(I wrote the following for the latest edition of When Saturday Comes. I'm sure they won't mind if I reproduce it here...)
900 years later, and the ancestors of the Wise Men of Gotham are in danger of being comprehensively out-madded by Nottingham Forest, who plunged new depths of delusion - and managed to give Notts County fans even more to laugh about this summer – when out of nowhere, they announced that they were to move out of the 30,602-capacity City Ground (their home for 109 years) to a 50,000-seater mega-stadium four and half miles away in Clifton, smack on the doorstep of Gotham.
Bearing in mind that a) Forest are still in League One, b) they’ve only just managed to scrabble their way out of debt, c) although they have the highest average attendance in the division, it’s still 10,000 or so short of capacity, and d) they never managed to pack the ground out even when they were European champions, you may be wondering what the name of God they’re gibbering on about. So am I.
“It would be fantastic for
So what’s wrong with the City Ground? You’d understand reasons for a move if the stadium was a dump, but it’s not. There were plans to expand the stadium to 46,000 in lieu of a return to the Premiership (which have now been swept under the carpet). It’s a short walk from the train station, and a stone’s throw away from the home of the oldest professional club in the world and a world-famous cricket ground, making it one of the most concentrated areas for sport in the country (and it’s conveniently located near to the only Hooters that still exists in the UK, but let’s not talk about that). According to Arthur, that’s not good enough for go-ahead, vibrant, eclectic
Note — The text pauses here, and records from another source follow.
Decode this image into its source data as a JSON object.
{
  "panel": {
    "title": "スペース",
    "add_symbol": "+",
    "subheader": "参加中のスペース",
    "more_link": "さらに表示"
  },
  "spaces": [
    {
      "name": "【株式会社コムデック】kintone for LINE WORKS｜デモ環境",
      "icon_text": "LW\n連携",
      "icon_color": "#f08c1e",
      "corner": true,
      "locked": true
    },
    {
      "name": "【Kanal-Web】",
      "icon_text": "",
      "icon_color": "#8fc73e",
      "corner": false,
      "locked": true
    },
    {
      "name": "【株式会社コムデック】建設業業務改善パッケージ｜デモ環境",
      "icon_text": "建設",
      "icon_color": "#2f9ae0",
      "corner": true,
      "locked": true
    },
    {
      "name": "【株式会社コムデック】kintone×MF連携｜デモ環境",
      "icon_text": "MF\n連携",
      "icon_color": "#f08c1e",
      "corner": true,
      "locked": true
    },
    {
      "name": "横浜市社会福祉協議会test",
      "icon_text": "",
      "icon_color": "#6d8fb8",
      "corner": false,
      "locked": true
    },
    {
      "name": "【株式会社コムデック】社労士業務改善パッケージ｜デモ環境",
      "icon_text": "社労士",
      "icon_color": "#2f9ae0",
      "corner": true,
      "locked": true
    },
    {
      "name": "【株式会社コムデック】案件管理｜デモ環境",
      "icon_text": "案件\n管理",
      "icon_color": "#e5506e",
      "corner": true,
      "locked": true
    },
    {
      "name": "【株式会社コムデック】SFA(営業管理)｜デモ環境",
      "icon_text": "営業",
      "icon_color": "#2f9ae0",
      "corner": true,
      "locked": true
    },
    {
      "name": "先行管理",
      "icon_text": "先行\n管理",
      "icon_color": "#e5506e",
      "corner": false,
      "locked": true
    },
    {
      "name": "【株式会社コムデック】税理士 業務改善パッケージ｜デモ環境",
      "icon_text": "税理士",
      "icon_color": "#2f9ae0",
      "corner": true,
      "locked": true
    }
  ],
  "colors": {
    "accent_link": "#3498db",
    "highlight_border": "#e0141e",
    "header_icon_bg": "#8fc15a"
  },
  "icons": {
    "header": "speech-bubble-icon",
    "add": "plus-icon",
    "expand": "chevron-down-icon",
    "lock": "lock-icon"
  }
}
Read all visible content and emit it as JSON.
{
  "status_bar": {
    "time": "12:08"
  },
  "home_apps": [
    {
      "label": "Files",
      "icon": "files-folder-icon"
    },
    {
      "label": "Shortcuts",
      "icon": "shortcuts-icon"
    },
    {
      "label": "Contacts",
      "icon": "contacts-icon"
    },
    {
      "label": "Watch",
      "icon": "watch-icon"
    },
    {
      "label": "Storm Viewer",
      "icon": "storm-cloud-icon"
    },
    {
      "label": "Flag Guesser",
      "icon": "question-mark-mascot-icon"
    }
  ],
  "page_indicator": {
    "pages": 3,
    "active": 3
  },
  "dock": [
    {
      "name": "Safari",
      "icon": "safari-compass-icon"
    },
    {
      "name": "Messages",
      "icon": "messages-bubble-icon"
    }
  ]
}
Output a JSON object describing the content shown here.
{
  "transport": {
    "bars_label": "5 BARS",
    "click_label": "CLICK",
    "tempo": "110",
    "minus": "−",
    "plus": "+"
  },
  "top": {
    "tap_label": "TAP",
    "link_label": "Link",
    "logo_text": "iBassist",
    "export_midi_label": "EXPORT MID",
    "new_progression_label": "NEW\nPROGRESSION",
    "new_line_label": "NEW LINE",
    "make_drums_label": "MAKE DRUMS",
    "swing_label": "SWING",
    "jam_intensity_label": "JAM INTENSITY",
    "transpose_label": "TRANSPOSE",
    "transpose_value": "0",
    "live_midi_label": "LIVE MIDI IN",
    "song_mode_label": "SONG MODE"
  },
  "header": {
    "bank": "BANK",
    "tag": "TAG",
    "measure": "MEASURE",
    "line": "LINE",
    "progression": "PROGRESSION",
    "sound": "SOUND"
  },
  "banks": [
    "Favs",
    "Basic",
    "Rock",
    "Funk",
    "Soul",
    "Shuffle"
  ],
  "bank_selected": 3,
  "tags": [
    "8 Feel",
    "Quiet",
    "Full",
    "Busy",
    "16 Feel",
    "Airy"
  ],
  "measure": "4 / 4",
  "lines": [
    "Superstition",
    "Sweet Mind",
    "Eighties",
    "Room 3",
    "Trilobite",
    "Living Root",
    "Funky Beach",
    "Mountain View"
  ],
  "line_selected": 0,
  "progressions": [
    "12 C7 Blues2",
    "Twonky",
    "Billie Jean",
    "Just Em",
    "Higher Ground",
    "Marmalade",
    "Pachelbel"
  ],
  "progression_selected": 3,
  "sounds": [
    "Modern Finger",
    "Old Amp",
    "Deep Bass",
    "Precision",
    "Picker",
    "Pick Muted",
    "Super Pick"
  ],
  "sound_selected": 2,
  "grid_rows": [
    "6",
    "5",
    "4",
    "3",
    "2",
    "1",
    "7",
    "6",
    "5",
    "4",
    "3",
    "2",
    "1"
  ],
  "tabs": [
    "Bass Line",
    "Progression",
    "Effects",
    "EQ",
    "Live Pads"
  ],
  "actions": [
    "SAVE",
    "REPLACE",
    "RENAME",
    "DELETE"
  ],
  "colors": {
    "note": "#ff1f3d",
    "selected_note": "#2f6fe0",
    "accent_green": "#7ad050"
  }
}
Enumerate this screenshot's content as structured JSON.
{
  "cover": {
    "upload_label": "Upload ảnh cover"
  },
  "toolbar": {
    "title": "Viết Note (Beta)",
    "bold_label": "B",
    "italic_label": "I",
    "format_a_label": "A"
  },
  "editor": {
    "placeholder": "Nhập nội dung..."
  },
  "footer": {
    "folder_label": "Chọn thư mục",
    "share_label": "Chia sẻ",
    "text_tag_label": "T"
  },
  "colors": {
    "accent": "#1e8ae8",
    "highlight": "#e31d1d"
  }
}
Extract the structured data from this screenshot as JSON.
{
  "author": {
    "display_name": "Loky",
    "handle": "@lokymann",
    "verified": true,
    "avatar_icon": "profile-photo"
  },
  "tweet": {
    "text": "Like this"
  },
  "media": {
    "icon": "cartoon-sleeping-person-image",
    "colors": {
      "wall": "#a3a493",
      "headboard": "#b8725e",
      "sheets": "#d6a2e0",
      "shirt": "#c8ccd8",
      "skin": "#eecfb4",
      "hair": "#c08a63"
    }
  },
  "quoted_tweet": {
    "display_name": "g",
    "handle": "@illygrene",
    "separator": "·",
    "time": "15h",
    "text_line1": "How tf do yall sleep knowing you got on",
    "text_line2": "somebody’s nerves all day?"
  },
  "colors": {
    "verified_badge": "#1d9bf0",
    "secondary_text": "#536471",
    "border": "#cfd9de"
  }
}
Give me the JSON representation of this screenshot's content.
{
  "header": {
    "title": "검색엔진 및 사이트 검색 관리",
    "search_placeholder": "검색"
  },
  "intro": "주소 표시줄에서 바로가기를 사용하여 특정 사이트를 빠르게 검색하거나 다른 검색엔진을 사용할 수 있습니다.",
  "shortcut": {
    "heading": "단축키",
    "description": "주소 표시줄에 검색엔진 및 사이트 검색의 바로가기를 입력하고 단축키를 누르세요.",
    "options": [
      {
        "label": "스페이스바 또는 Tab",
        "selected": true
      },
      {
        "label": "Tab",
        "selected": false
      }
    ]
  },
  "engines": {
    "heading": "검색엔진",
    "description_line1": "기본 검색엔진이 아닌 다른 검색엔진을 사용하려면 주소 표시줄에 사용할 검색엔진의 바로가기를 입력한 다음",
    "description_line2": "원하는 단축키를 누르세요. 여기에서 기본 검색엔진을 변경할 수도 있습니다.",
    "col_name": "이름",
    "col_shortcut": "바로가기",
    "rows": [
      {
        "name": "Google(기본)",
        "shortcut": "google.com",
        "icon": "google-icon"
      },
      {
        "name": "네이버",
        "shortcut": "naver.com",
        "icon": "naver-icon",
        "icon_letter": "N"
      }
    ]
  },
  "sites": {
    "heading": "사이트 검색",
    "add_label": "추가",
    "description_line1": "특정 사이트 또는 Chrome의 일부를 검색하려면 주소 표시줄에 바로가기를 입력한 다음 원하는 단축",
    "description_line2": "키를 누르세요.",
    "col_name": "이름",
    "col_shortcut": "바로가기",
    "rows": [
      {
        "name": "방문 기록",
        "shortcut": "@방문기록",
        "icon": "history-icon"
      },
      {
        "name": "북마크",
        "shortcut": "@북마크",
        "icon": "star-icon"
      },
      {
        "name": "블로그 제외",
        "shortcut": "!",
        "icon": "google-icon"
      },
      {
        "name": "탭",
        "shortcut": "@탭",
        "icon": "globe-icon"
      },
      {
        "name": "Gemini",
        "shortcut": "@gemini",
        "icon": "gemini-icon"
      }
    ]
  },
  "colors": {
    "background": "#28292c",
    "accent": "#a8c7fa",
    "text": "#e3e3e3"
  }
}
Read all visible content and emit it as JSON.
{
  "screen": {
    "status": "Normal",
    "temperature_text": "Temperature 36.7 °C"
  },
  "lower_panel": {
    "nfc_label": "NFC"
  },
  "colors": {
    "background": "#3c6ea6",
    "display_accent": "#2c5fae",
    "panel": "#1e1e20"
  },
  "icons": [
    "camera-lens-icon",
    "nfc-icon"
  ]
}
Ah, yes. I totally forgot that the FA – who, as you’ll recall, would be incapable of organising a piss-up in any of the 350 or so pubs in our fair city – were on the verge of claiming the World Cup. And when that absolute 100% cast-iron certainty happens,
And if the World Cup actually does come to England, and Forest’s new MegaToilet beats out Pride Park and the Crisp Bowl, what then? How are
It’s only when you look past the bluster and the glossy brochures that you realise what’s going on. As mentioned in a previous
The council own the strip of land that backs onto the
The people of